These two photographs show before and after pictures of Blocksom's School in Sussex County in rural Delaware. The first photo (taken in 1917) shows the pupils standing outside the original one-room schoolhouse made of wood. In addition to an outhouse and heat provided by a pot-bellied stove, which the older boys had to start every morning and keep burning during the school day, there is no running water. All of the classes, from primary to 8th grade, shared the same teacher and the same space. The second photograph (taken in 1925) shows a new and much larger Blocksom's School, made of brick, with indoor toilet, multiple classrooms, and heating. The new school was built with funds donated by Pierre S. du Pont, President of E.I. du Pont de Nemours & Co. and General Motors in the 1920s, who spearheaded an effort to improve and modernize education in Delaware, particularly for African Americans. He found the state in 1911 spending only about $400 per year on education of white children, and half that for African Americans. To build public support for his cause, du Pont funded and published surveys of Delaware's schools through Columbia University's Bank Street Teacher's College that showed the poor state of the state public education system. After attempting to achieve his goals through state government, he decided to fund and oversee the construction himself, committing over $6 million to build modern schools, among which were 89 schools for African Americans.

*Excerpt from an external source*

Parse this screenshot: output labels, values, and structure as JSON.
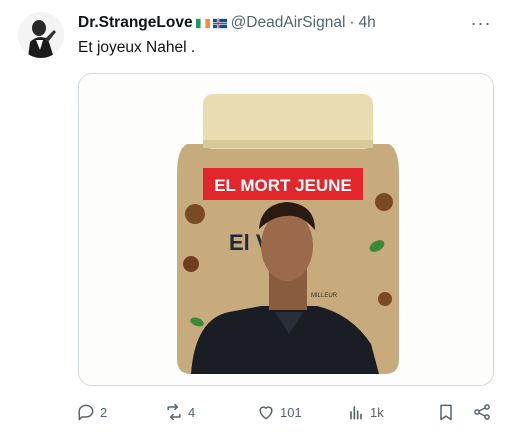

A Separate Place: the Schools P.S. DuPont Built (Wilmington, DE: Hagley Museum and Library, 2003), (accessed April 21, 2009). Hagley Museum and Library.